→ WHAT YOU NEED TO DO
What is needed is a copy of each line in the listing that contains "amount".

→ DATA SHOWN

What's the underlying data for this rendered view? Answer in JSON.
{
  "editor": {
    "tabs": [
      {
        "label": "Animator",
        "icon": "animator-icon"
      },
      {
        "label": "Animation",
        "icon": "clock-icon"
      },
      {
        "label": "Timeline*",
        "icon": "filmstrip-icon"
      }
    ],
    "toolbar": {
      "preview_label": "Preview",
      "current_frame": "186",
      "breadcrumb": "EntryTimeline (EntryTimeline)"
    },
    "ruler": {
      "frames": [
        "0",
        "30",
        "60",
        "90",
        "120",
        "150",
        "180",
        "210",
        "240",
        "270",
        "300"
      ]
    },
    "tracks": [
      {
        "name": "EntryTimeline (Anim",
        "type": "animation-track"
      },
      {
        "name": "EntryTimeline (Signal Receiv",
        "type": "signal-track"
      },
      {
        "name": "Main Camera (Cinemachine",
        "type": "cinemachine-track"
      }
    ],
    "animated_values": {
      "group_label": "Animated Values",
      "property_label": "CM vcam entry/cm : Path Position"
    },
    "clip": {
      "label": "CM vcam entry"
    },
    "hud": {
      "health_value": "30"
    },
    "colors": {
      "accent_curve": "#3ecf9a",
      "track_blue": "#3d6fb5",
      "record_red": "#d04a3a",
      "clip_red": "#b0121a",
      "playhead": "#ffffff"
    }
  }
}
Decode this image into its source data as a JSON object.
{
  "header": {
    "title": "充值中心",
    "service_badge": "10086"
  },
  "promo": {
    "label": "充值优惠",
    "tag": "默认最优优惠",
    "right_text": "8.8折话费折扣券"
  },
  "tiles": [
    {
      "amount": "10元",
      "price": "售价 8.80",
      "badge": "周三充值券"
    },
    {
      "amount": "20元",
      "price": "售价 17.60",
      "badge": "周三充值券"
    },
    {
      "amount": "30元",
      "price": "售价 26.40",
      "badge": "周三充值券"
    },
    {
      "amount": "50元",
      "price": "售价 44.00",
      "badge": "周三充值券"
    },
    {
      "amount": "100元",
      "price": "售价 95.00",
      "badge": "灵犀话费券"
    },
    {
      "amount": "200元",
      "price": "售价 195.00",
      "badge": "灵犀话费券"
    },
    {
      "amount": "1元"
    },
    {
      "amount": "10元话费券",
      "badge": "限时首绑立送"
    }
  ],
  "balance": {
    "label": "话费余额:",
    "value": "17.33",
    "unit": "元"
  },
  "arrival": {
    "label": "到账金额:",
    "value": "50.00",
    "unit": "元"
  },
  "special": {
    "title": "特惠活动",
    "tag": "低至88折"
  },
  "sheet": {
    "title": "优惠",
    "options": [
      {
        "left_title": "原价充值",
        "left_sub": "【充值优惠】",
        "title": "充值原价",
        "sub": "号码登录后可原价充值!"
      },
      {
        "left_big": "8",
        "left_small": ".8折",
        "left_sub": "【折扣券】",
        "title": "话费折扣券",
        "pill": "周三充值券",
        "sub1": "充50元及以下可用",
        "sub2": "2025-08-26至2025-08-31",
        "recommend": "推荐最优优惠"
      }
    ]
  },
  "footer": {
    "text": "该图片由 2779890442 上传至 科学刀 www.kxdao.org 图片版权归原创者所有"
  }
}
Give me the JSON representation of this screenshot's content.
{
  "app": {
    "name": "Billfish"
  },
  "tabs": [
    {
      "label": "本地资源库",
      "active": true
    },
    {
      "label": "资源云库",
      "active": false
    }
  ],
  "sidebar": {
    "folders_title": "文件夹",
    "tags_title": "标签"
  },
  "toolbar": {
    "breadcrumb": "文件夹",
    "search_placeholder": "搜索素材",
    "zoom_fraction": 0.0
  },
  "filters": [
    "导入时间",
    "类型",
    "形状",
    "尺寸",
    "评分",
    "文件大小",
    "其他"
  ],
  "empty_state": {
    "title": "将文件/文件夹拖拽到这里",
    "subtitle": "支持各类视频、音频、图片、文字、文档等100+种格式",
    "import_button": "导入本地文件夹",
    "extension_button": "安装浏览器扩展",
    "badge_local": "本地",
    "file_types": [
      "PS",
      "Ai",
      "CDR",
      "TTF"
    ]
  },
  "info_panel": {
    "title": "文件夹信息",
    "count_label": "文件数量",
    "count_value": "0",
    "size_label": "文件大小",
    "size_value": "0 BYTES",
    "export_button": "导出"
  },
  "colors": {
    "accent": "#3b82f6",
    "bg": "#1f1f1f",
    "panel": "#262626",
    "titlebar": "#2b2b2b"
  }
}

→ TASK OUTPUT
      "amount": "10元",
      "amount": "20元",
      "amount": "30元",
      "amount": "50元",
      "amount": "100元",
      "amount": "200元",
      "amount": "1元"
      "amount": "10元话费券",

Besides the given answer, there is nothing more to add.